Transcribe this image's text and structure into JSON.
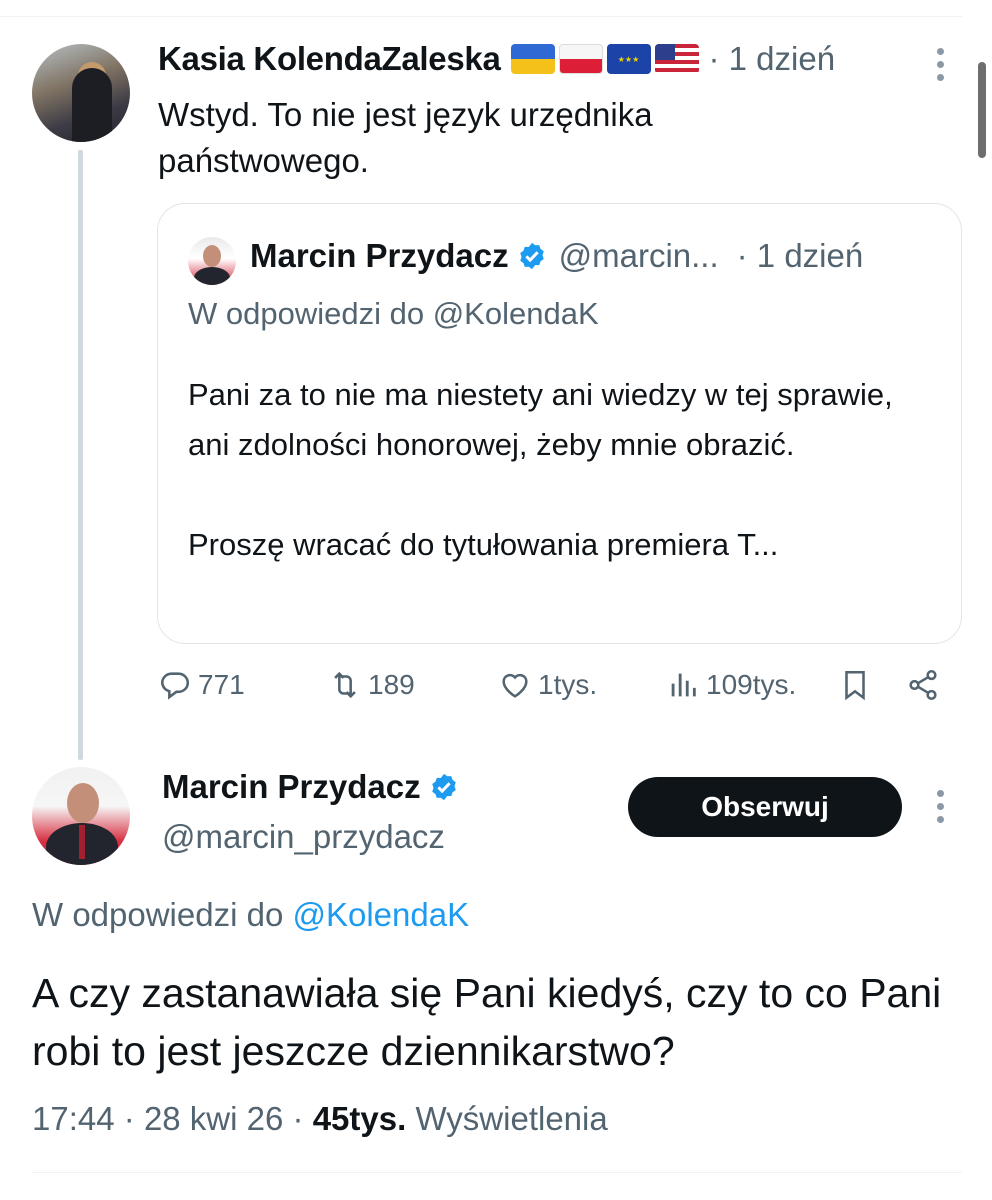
{
  "tweet1": {
    "author": "Kasia KolendaZaleska",
    "flags": [
      "ukraine-flag",
      "poland-flag",
      "eu-flag",
      "usa-flag"
    ],
    "time": "· 1 dzień",
    "text": "Wstyd. To nie jest język urzędnika państwowego."
  },
  "quote": {
    "author": "Marcin Przydacz",
    "handle": "@marcin...",
    "time": "· 1 dzień",
    "reply_prefix": "W odpowiedzi do",
    "reply_to": "@KolendaK",
    "text": "Pani za to nie ma niestety ani wiedzy w tej sprawie, ani zdolności honorowej, żeby mnie obrazić.\n\nProszę wracać do tytułowania premiera T..."
  },
  "actions": {
    "replies": "771",
    "reposts": "189",
    "likes": "1tys.",
    "views": "109tys."
  },
  "tweet2": {
    "author": "Marcin Przydacz",
    "handle": "@marcin_przydacz",
    "follow_label": "Obserwuj",
    "reply_prefix": "W odpowiedzi do",
    "reply_to": "@KolendaK",
    "text": "A czy zastanawiała się Pani kiedyś, czy to co Pani robi to jest jeszcze dziennikarstwo?",
    "time": "17:44",
    "date": "28 kwi 26",
    "views_count": "45tys.",
    "views_label": "Wyświetlenia"
  },
  "colors": {
    "accent": "#1d9bf0",
    "text": "#0f1419",
    "muted": "#536471",
    "button": "#0f1419"
  }
}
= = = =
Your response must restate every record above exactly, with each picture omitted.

• _Your response_
Transcribe this image's text and structure into JSON.
{
  "tweet1": {
    "author": "Kasia KolendaZaleska",
    "flags": [
      "ukraine-flag",
      "poland-flag",
      "eu-flag",
      "usa-flag"
    ],
    "time": "· 1 dzień",
    "text": "Wstyd. To nie jest język urzędnika państwowego."
  },
  "quote": {
    "author": "Marcin Przydacz",
    "handle": "@marcin...",
    "time": "· 1 dzień",
    "reply_prefix": "W odpowiedzi do",
    "reply_to": "@KolendaK",
    "text": "Pani za to nie ma niestety ani wiedzy w tej sprawie, ani zdolności honorowej, żeby mnie obrazić.\n\nProszę wracać do tytułowania premiera T..."
  },
  "actions": {
    "replies": "771",
    "reposts": "189",
    "likes": "1tys.",
    "views": "109tys."
  },
  "tweet2": {
    "author": "Marcin Przydacz",
    "handle": "@marcin_przydacz",
    "follow_label": "Obserwuj",
    "reply_prefix": "W odpowiedzi do",
    "reply_to": "@KolendaK",
    "text": "A czy zastanawiała się Pani kiedyś, czy to co Pani robi to jest jeszcze dziennikarstwo?",
    "time": "17:44",
    "date": "28 kwi 26",
    "views_count": "45tys.",
    "views_label": "Wyświetlenia"
  },
  "colors": {
    "accent": "#1d9bf0",
    "text": "#0f1419",
    "muted": "#536471",
    "button": "#0f1419"
  }
}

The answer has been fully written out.